» **Exercise prompt**
The material below must be output exactly, line for line.

####

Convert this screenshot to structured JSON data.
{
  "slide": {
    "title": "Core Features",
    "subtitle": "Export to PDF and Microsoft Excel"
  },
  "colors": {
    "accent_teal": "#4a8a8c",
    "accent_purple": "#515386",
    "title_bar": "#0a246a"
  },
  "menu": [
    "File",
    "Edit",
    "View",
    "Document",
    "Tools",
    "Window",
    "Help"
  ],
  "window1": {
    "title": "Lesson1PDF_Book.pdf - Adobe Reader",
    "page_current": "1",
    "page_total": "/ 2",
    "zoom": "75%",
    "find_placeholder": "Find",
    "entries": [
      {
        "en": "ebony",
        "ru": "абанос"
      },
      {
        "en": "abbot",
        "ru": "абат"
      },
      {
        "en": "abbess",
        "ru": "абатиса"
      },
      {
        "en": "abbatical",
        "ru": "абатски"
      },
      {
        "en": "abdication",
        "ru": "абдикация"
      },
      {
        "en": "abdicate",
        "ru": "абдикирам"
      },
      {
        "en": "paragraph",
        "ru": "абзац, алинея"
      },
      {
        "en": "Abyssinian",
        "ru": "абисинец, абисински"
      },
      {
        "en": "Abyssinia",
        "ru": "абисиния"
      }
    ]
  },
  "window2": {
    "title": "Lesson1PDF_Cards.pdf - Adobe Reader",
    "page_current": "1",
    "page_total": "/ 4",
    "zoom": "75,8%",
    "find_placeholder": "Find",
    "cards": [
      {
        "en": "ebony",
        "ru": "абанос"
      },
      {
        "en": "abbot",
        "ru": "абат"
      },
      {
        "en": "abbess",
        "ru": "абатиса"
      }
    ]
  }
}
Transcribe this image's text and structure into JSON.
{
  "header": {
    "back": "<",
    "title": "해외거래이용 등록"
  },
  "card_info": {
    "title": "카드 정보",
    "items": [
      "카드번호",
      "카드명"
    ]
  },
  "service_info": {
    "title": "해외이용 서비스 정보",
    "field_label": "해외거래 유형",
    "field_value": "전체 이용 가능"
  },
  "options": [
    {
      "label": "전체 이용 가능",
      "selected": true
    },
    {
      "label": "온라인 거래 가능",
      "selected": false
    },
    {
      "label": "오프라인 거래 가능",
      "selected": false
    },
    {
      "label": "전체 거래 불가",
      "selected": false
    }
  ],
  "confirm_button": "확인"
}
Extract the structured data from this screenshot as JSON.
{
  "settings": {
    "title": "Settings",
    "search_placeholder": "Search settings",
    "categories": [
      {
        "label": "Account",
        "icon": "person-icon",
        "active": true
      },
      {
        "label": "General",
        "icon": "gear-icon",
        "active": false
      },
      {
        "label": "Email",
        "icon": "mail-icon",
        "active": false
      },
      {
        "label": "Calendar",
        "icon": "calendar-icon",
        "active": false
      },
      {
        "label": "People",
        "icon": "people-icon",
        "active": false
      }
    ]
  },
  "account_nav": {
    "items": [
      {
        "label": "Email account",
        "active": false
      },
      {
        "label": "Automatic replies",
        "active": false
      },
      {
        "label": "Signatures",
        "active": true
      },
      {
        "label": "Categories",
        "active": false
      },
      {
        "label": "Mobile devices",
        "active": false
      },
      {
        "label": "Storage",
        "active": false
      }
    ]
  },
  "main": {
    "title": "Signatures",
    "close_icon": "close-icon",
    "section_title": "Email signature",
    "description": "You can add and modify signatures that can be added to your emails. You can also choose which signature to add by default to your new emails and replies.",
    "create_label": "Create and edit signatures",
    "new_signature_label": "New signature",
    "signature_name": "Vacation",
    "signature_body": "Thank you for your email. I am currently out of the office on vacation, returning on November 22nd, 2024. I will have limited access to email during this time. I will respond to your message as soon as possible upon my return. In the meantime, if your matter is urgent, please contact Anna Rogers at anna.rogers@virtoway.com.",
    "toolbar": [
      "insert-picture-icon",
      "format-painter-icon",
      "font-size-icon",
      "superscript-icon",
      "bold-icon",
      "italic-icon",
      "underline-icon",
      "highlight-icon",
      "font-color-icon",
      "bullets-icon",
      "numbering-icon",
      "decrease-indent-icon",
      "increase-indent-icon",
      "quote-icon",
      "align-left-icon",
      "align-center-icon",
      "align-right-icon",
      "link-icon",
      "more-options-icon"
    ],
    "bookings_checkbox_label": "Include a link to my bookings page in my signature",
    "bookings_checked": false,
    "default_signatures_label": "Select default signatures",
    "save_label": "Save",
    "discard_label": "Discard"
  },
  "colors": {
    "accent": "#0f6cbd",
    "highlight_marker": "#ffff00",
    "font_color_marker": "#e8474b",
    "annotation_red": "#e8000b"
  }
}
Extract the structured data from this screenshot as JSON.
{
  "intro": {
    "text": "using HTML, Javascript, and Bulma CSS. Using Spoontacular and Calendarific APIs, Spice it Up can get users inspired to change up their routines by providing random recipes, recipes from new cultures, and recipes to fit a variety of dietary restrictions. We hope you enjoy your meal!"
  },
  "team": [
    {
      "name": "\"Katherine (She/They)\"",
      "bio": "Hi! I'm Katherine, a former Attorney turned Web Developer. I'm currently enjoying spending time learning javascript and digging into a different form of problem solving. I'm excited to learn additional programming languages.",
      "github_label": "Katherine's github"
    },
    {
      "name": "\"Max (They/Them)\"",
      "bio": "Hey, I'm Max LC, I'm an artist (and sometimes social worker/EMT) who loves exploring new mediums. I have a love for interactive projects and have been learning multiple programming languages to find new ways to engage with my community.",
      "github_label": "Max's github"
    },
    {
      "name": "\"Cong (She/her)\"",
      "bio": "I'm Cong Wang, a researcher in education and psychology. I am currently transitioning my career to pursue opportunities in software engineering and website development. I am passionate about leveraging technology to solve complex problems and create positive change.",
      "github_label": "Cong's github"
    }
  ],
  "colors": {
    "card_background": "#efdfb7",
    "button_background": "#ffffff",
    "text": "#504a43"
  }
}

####

» **Written reply**
Convert this screenshot to structured JSON data.
{
  "slide": {
    "title": "Core Features",
    "subtitle": "Export to PDF and Microsoft Excel"
  },
  "colors": {
    "accent_teal": "#4a8a8c",
    "accent_purple": "#515386",
    "title_bar": "#0a246a"
  },
  "menu": [
    "File",
    "Edit",
    "View",
    "Document",
    "Tools",
    "Window",
    "Help"
  ],
  "window1": {
    "title": "Lesson1PDF_Book.pdf - Adobe Reader",
    "page_current": "1",
    "page_total": "/ 2",
    "zoom": "75%",
    "find_placeholder": "Find",
    "entries": [
      {
        "en": "ebony",
        "ru": "абанос"
      },
      {
        "en": "abbot",
        "ru": "абат"
      },
      {
        "en": "abbess",
        "ru": "абатиса"
      },
      {
        "en": "abbatical",
        "ru": "абатски"
      },
      {
        "en": "abdication",
        "ru": "абдикация"
      },
      {
        "en": "abdicate",
        "ru": "абдикирам"
      },
      {
        "en": "paragraph",
        "ru": "абзац, алинея"
      },
      {
        "en": "Abyssinian",
        "ru": "абисинец, абисински"
      },
      {
        "en": "Abyssinia",
        "ru": "абисиния"
      }
    ]
  },
  "window2": {
    "title": "Lesson1PDF_Cards.pdf - Adobe Reader",
    "page_current": "1",
    "page_total": "/ 4",
    "zoom": "75,8%",
    "find_placeholder": "Find",
    "cards": [
      {
        "en": "ebony",
        "ru": "абанос"
      },
      {
        "en": "abbot",
        "ru": "абат"
      },
      {
        "en": "abbess",
        "ru": "абатиса"
      }
    ]
  }
}
Transcribe this image's text and structure into JSON.
{
  "header": {
    "back": "<",
    "title": "해외거래이용 등록"
  },
  "card_info": {
    "title": "카드 정보",
    "items": [
      "카드번호",
      "카드명"
    ]
  },
  "service_info": {
    "title": "해외이용 서비스 정보",
    "field_label": "해외거래 유형",
    "field_value": "전체 이용 가능"
  },
  "options": [
    {
      "label": "전체 이용 가능",
      "selected": true
    },
    {
      "label": "온라인 거래 가능",
      "selected": false
    },
    {
      "label": "오프라인 거래 가능",
      "selected": false
    },
    {
      "label": "전체 거래 불가",
      "selected": false
    }
  ],
  "confirm_button": "확인"
}
Extract the structured data from this screenshot as JSON.
{
  "settings": {
    "title": "Settings",
    "search_placeholder": "Search settings",
    "categories": [
      {
        "label": "Account",
        "icon": "person-icon",
        "active": true
      },
      {
        "label": "General",
        "icon": "gear-icon",
        "active": false
      },
      {
        "label": "Email",
        "icon": "mail-icon",
        "active": false
      },
      {
        "label": "Calendar",
        "icon": "calendar-icon",
        "active": false
      },
      {
        "label": "People",
        "icon": "people-icon",
        "active": false
      }
    ]
  },
  "account_nav": {
    "items": [
      {
        "label": "Email account",
        "active": false
      },
      {
        "label": "Automatic replies",
        "active": false
      },
      {
        "label": "Signatures",
        "active": true
      },
      {
        "label": "Categories",
        "active": false
      },
      {
        "label": "Mobile devices",
        "active": false
      },
      {
        "label": "Storage",
        "active": false
      }
    ]
  },
  "main": {
    "title": "Signatures",
    "close_icon": "close-icon",
    "section_title": "Email signature",
    "description": "You can add and modify signatures that can be added to your emails. You can also choose which signature to add by default to your new emails and replies.",
    "create_label": "Create and edit signatures",
    "new_signature_label": "New signature",
    "signature_name": "Vacation",
    "signature_body": "Thank you for your email. I am currently out of the office on vacation, returning on November 22nd, 2024. I will have limited access to email during this time. I will respond to your message as soon as possible upon my return. In the meantime, if your matter is urgent, please contact Anna Rogers at anna.rogers@virtoway.com.",
    "toolbar": [
      "insert-picture-icon",
      "format-painter-icon",
      "font-size-icon",
      "superscript-icon",
      "bold-icon",
      "italic-icon",
      "underline-icon",
      "highlight-icon",
      "font-color-icon",
      "bullets-icon",
      "numbering-icon",
      "decrease-indent-icon",
      "increase-indent-icon",
      "quote-icon",
      "align-left-icon",
      "align-center-icon",
      "align-right-icon",
      "link-icon",
      "more-options-icon"
    ],
    "bookings_checkbox_label": "Include a link to my bookings page in my signature",
    "bookings_checked": false,
    "default_signatures_label": "Select default signatures",
    "save_label": "Save",
    "discard_label": "Discard"
  },
  "colors": {
    "accent": "#0f6cbd",
    "highlight_marker": "#ffff00",
    "font_color_marker": "#e8474b",
    "annotation_red": "#e8000b"
  }
}
Extract the structured data from this screenshot as JSON.
{
  "intro": {
    "text": "using HTML, Javascript, and Bulma CSS. Using Spoontacular and Calendarific APIs, Spice it Up can get users inspired to change up their routines by providing random recipes, recipes from new cultures, and recipes to fit a variety of dietary restrictions. We hope you enjoy your meal!"
  },
  "team": [
    {
      "name": "\"Katherine (She/They)\"",
      "bio": "Hi! I'm Katherine, a former Attorney turned Web Developer. I'm currently enjoying spending time learning javascript and digging into a different form of problem solving. I'm excited to learn additional programming languages.",
      "github_label": "Katherine's github"
    },
    {
      "name": "\"Max (They/Them)\"",
      "bio": "Hey, I'm Max LC, I'm an artist (and sometimes social worker/EMT) who loves exploring new mediums. I have a love for interactive projects and have been learning multiple programming languages to find new ways to engage with my community.",
      "github_label": "Max's github"
    },
    {
      "name": "\"Cong (She/her)\"",
      "bio": "I'm Cong Wang, a researcher in education and psychology. I am currently transitioning my career to pursue opportunities in software engineering and website development. I am passionate about leveraging technology to solve complex problems and create positive change.",
      "github_label": "Cong's github"
    }
  ],
  "colors": {
    "card_background": "#efdfb7",
    "button_background": "#ffffff",
    "text": "#504a43"
  }
}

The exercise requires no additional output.